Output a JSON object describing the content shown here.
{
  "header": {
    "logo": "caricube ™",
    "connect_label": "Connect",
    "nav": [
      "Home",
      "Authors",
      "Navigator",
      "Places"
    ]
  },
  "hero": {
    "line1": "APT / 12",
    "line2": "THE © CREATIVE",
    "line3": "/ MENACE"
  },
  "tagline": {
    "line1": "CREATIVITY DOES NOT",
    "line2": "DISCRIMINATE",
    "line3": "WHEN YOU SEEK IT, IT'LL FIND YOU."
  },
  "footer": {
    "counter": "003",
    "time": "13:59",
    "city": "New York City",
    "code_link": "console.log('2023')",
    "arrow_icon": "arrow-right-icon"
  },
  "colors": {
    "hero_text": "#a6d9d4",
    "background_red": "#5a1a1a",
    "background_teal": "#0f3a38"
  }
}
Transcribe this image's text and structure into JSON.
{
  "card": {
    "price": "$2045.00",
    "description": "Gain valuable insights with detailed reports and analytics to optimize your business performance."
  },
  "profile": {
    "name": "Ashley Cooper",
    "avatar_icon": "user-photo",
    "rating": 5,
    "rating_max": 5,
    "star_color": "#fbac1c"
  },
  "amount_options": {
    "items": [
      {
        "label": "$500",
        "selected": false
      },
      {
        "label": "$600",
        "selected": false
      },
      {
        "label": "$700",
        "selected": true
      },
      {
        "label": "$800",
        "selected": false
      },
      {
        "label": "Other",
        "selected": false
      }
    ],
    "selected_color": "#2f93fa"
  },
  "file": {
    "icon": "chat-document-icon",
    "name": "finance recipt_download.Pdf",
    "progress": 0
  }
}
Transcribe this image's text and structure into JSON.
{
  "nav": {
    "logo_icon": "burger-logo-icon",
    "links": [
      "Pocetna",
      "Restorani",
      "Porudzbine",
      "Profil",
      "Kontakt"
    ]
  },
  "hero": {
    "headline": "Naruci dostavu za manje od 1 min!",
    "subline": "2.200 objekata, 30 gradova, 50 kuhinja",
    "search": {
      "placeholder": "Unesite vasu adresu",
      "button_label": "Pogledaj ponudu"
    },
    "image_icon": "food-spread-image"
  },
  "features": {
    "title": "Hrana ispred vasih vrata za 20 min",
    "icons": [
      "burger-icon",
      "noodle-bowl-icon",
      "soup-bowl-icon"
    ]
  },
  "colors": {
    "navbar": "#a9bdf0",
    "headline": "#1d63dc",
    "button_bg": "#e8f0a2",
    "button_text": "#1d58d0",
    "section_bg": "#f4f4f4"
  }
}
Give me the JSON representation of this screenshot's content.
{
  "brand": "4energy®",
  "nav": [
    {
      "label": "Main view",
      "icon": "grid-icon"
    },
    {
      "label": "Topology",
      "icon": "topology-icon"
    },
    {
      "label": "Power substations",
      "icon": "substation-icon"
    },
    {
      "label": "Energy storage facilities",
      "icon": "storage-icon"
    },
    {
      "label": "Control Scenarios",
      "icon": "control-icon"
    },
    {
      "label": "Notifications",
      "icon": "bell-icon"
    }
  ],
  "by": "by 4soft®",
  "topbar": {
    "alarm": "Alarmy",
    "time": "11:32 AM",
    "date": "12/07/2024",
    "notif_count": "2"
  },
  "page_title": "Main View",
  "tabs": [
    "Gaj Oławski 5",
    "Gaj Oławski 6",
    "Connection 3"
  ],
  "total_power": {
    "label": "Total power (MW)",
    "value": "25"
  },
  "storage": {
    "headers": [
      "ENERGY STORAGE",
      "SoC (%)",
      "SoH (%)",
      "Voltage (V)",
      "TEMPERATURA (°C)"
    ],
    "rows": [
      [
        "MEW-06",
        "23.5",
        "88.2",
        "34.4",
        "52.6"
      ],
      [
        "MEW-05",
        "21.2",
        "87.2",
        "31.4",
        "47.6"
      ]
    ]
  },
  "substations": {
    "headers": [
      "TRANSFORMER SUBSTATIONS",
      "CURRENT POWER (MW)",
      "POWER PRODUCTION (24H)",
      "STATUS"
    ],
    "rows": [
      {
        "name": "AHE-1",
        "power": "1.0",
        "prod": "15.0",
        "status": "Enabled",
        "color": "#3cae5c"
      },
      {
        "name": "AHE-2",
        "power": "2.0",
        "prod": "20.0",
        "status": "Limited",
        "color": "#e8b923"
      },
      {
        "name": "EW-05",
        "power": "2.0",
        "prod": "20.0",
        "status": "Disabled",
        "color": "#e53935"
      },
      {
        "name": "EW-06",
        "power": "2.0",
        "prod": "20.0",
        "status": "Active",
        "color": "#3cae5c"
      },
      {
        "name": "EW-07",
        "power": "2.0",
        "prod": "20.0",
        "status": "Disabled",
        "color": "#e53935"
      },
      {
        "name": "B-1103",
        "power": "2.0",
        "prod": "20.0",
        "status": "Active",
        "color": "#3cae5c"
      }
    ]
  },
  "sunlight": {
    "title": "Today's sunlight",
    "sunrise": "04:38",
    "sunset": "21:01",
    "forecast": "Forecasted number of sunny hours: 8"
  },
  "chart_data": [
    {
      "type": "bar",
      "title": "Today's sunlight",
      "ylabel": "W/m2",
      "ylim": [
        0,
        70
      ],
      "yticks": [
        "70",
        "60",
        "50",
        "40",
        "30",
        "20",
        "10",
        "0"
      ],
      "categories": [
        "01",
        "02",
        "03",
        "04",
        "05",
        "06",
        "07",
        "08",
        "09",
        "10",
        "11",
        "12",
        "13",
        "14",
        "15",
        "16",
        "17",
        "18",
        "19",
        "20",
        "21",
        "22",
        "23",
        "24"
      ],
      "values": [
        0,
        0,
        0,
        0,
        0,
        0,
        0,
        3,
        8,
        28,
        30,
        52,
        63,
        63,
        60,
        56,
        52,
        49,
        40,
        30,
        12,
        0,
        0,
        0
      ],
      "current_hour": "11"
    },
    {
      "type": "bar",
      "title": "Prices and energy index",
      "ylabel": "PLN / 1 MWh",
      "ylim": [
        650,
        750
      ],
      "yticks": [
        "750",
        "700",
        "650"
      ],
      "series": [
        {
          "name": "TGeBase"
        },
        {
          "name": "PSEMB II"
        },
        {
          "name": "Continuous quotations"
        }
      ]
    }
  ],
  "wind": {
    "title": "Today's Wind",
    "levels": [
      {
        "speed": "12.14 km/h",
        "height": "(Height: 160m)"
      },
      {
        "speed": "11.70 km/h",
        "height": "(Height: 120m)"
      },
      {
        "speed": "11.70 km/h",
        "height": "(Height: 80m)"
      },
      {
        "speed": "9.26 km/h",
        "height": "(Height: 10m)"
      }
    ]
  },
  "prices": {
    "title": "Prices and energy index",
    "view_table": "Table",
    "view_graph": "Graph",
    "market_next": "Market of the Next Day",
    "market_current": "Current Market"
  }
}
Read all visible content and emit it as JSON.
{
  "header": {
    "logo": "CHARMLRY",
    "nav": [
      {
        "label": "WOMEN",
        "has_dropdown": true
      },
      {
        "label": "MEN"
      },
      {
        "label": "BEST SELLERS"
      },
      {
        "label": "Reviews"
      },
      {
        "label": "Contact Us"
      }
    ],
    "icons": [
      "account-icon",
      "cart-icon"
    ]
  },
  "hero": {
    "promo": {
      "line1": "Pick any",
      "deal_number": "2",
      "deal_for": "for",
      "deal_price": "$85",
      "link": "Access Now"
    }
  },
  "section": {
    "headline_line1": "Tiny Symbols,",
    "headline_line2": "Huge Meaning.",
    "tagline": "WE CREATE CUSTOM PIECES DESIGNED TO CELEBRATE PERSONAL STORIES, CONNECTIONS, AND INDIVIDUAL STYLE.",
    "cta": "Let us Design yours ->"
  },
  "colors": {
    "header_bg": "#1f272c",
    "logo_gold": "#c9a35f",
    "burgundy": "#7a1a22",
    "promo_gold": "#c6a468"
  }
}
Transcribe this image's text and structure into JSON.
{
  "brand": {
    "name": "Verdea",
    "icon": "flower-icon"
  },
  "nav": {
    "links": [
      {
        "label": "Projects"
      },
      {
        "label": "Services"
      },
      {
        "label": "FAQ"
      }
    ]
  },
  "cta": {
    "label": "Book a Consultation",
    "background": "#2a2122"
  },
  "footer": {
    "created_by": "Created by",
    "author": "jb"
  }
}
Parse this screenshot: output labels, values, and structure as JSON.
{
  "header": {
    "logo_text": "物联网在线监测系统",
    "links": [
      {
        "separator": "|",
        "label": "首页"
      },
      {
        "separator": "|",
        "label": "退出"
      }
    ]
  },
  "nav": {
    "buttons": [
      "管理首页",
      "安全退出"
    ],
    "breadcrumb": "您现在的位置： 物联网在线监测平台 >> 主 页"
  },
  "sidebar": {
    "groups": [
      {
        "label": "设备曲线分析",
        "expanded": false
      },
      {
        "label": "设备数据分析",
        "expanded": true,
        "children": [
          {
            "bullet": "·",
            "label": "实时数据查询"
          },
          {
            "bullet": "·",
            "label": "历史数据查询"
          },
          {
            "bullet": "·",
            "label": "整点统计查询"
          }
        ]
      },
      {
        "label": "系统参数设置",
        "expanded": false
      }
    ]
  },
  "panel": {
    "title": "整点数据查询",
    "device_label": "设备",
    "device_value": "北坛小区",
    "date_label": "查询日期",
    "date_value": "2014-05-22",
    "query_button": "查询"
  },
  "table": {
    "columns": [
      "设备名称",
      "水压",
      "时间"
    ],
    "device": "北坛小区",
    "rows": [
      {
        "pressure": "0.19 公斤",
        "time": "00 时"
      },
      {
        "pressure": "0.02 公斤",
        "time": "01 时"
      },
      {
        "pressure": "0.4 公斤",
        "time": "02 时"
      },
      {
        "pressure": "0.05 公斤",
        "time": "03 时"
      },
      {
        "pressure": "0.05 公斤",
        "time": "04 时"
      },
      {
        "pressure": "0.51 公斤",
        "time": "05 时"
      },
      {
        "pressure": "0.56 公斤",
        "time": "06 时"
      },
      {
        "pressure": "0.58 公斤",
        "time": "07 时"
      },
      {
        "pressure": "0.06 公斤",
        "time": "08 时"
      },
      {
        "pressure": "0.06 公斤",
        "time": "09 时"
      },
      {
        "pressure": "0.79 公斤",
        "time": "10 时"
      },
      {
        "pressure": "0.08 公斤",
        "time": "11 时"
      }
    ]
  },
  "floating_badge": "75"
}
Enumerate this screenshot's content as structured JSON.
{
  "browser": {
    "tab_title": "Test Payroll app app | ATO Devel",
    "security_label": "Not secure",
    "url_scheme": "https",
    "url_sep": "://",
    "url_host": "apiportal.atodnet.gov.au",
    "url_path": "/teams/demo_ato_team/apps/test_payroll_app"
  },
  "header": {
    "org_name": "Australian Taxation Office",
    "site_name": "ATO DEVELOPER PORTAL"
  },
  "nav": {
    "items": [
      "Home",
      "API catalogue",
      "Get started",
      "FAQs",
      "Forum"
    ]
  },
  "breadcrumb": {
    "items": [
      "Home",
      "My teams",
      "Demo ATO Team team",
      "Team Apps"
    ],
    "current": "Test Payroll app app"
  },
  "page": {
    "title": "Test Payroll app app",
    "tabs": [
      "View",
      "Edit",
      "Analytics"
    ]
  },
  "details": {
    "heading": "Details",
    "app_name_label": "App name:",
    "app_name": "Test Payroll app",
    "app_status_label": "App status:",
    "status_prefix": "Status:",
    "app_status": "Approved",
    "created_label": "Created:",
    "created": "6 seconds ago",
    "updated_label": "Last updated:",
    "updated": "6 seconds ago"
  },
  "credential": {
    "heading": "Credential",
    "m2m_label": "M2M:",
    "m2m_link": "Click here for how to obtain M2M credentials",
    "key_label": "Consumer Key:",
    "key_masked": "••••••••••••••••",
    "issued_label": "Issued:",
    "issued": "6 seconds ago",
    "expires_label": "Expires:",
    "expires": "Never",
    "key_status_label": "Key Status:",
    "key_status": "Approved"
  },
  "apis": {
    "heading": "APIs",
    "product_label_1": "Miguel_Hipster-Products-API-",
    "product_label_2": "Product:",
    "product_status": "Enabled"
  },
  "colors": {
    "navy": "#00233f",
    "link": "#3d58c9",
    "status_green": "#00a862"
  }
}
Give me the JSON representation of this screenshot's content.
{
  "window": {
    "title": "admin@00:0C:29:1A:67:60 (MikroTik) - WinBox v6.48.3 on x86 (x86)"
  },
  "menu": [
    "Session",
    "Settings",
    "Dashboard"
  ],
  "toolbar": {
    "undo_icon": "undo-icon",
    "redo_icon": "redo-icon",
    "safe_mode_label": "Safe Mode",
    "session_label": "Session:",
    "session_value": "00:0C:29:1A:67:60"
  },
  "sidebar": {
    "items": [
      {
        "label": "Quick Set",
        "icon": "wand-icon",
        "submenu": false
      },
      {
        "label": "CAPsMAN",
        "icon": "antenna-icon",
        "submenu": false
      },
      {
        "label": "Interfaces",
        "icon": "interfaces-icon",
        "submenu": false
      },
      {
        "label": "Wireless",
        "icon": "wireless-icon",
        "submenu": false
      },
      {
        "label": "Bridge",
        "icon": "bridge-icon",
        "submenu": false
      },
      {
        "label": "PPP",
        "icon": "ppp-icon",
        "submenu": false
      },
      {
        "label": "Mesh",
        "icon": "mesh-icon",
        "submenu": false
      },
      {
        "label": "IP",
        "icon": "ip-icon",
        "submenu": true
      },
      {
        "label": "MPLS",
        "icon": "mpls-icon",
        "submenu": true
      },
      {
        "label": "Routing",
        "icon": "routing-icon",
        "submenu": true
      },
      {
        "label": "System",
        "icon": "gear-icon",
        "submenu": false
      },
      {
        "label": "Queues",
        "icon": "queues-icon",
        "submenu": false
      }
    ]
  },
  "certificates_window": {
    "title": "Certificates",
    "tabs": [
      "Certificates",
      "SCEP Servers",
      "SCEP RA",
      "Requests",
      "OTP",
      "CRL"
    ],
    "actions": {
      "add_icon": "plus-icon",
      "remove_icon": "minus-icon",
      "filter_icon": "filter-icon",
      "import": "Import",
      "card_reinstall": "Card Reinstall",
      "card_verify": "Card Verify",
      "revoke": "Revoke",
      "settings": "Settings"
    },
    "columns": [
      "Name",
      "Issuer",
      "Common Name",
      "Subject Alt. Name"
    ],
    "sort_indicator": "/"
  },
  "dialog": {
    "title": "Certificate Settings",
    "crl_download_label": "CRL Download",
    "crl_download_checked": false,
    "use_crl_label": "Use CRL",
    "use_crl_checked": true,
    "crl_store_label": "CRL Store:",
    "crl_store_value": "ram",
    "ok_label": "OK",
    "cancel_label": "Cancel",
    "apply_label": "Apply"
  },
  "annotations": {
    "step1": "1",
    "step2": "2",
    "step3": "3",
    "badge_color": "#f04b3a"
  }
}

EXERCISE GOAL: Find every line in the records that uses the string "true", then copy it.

TASK RESPONSE:
        "selected": true
        "has_dropdown": true
        "expanded": true,
        "submenu": true
        "submenu": true
        "submenu": true
    "use_crl_checked": true,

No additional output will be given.